"Generally speaking, babies under 6 months of age do not need extra water."
Babies who are exclusively breastfed can meet their needs if they drink enough milk.
In the case of breastfeeding, breast milk already contains more than 80% water, which is enough for babies under 6 months; for formula feeding, as long as parents follow the standard ratio of brewing, then most formulas can reach 85-90% water content.
However, the phrase "no need for extra water" is not absolute.
It is also necessary to drink small amounts of water if the child is dehydrated or if the following conditions occur
For example, when your child has a fever, sweating, wheezing, vomiting, diarrhea, runny nose, cough, tears, loss of appetite, etc.
Most babies start adding complementary foods when they are 4-6 months old, so about half of a baby's daily water intake of 900 ml is provided by breast milk and formula, and the other half by complementary foods such as pasta and purees.
So although you can start feeding your baby water at this time, it should not be too much, no more than 240 ml per day at most, and it is better to slowly increase the amount of water you drink after one year of age.
This largely depends on whether the baby is willing to drink water.
Plain water is definitely the best drink for babies
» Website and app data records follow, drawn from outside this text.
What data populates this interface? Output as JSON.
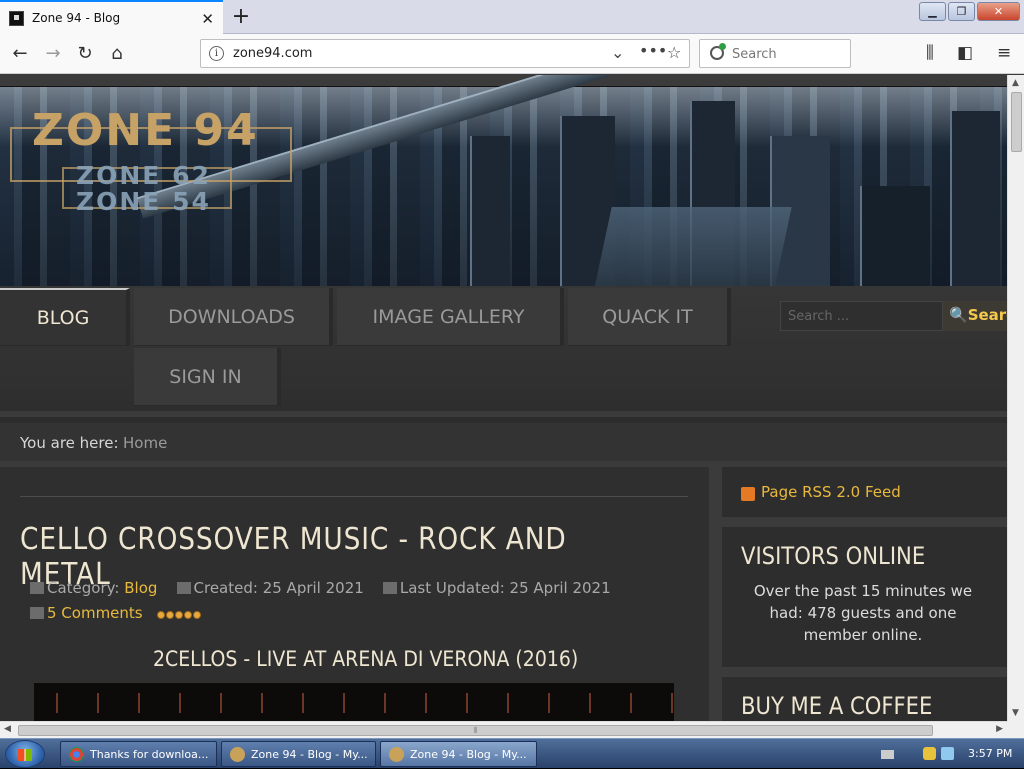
{
  "browser": {
    "tab_title": "Zone 94 - Blog",
    "url": "zone94.com",
    "search_placeholder": "Search",
    "window_buttons": {
      "minimize": "▁",
      "restore": "❐",
      "close": "✕"
    }
  },
  "site": {
    "logo": {
      "main": "ZONE 94",
      "sub1": "ZONE 62",
      "sub2": "ZONE 54"
    },
    "menu": [
      "BLOG",
      "DOWNLOADS",
      "IMAGE GALLERY",
      "QUACK IT",
      "SIGN IN"
    ],
    "search_placeholder": "Search ...",
    "search_button": "Search",
    "breadcrumb_label": "You are here:",
    "breadcrumb_home": "Home"
  },
  "article": {
    "title": "CELLO CROSSOVER MUSIC - ROCK AND METAL",
    "category_label": "Category:",
    "category": "Blog",
    "created": "Created: 25 April 2021",
    "updated": "Last Updated: 25 April 2021",
    "comments": "5 Comments",
    "rating": 5,
    "subtitle": "2CELLOS - LIVE AT ARENA DI VERONA (2016)"
  },
  "sidebar": {
    "rss": "Page RSS 2.0 Feed",
    "visitors_title": "VISITORS ONLINE",
    "visitors_text": "Over the past 15 minutes we had: 478 guests and one member online.",
    "coffee_title": "BUY ME A COFFEE"
  },
  "taskbar": {
    "items": [
      "Thanks for downloa...",
      "Zone 94 - Blog - My...",
      "Zone 94 - Blog - My..."
    ],
    "clock": "3:57 PM"
  },
  "colors": {
    "accent": "#e8b93d",
    "menu_text": "#9a9a9a",
    "heading": "#efe6d1",
    "page_bg": "#3b3b3b"
  }
}
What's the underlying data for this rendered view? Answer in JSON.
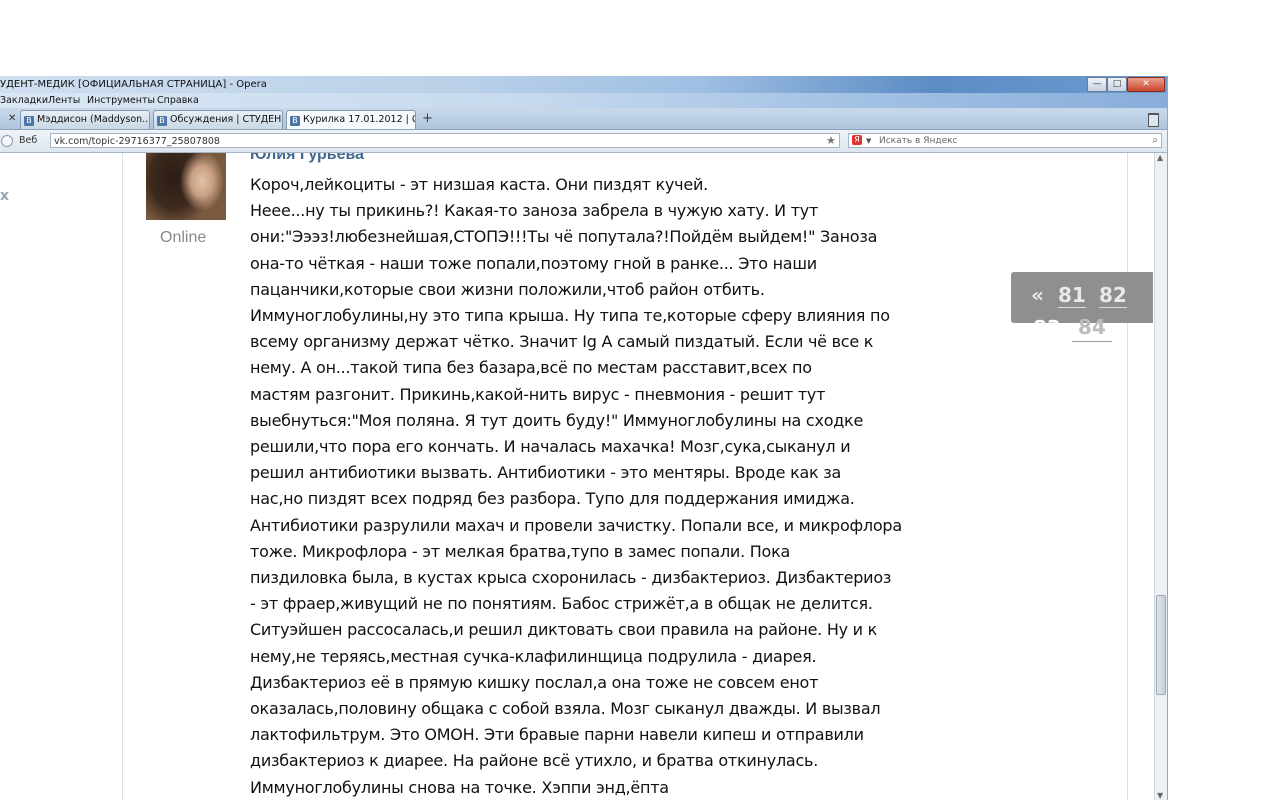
{
  "window": {
    "title": "УДЕНТ-МЕДИК [ОФИЦИАЛЬНАЯ СТРАНИЦА] - Opera",
    "min_label": "—",
    "max_label": "□",
    "close_label": "✕"
  },
  "menu": {
    "items": [
      "Закладки",
      "Ленты",
      "Инструменты",
      "Справка"
    ]
  },
  "tabs": [
    {
      "label": "Мэддисон (Maddyson..."
    },
    {
      "label": "Обсуждения | СТУДЕН..."
    },
    {
      "label": "Курилка 17.01.2012 | С..."
    }
  ],
  "tab_controls": {
    "close_glyph": "✕",
    "new_tab_glyph": "+"
  },
  "address": {
    "web_label": "Веб",
    "url": "vk.com/topic-29716377_25807808",
    "search_placeholder": "Искать в Яндекс",
    "yandex_glyph": "Я"
  },
  "post": {
    "author": "Юлия Гурьева",
    "status": "Online",
    "lines": [
      "Короч,лейкоциты - эт низшая каста. Они пиздят кучей.",
      "Неее...ну ты прикинь?! Какая-то заноза забрела в чужую хату. И тут",
      "они:\"Эээз!любезнейшая,СТОПЭ!!!Ты чё попутала?!Пойдём выйдем!\" Заноза",
      "она-то чёткая - наши тоже попали,поэтому гной в ранке... Это наши",
      "пацанчики,которые свои жизни положили,чтоб район отбить.",
      "Иммуноглобулины,ну это типа крыша. Ну типа те,которые сферу влияния по",
      "всему организму держат чётко. Значит Ig A самый пиздатый. Если чё все к",
      "нему. А он...такой типа без базара,всё по местам расставит,всех по",
      "мастям разгонит. Прикинь,какой-нить вирус - пневмония - решит тут",
      "выебнуться:\"Моя поляна. Я тут доить буду!\" Иммуноглобулины на сходке",
      "решили,что пора его кончать. И началась махачка! Мозг,сука,сыканул и",
      "решил антибиотики вызвать. Антибиотики - это ментяры. Вроде как за",
      "нас,но пиздят всех подряд без разбора. Тупо для поддержания имиджа.",
      "Антибиотики разрулили махач и провели зачистку. Попали все, и микрофлора",
      "тоже. Микрофлора - эт мелкая братва,тупо в замес попали. Пока",
      "пиздиловка была, в кустах крыса схоронилась - дизбактериоз. Дизбактериоз",
      "- эт фраер,живущий не по понятиям. Бабос стрижёт,а в общак не делится.",
      "Ситуэйшен рассосалась,и решил диктовать свои правила на районе. Ну и к",
      "нему,не теряясь,местная сучка-клафилинщица подрулила - диарея.",
      "Дизбактериоз её в прямую кишку послал,а она тоже не совсем енот",
      "оказалась,половину общака с собой взяла. Мозг сыканул дважды. И вызвал",
      "лактофильтрум. Это ОМОН. Эти бравые парни навели кипеш и отправили",
      "дизбактериоз к диарее. На районе всё утихло, и братва откинулась.",
      "Иммуноглобулины снова на точке. Хэппи энд,ёпта"
    ]
  },
  "pager": {
    "prev": "«",
    "page_a": "81",
    "page_b": "82",
    "page_c": "83",
    "page_d": "84"
  },
  "sidebar": {
    "fragment": "x"
  },
  "colors": {
    "author": "#45688e",
    "pager_bg": "#8a8a8a",
    "titlebar_accent": "#5b8cc4"
  }
}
If you think the tap water has an odor after boiling, you can also use a water purifier to filter it and then boil it for drinking; it is best to boil the straight drinking water in the community before giving it to your baby; if you drink bottled water, remember to clean the water dispenser regularly.
In short, after the child added supplementary food, do not need to worry too much about what the child should drink water. Pure water, mineral water, distilled water in the supermarket can be given to the baby to drink, but it is not recommended to be limited to drinking only one of them for a long time.
In addition, how much water a child should drink cannot be generalized. It needs to be determined based on the amount of exercise, sweating, weather factors, disease effects, and diet of the child.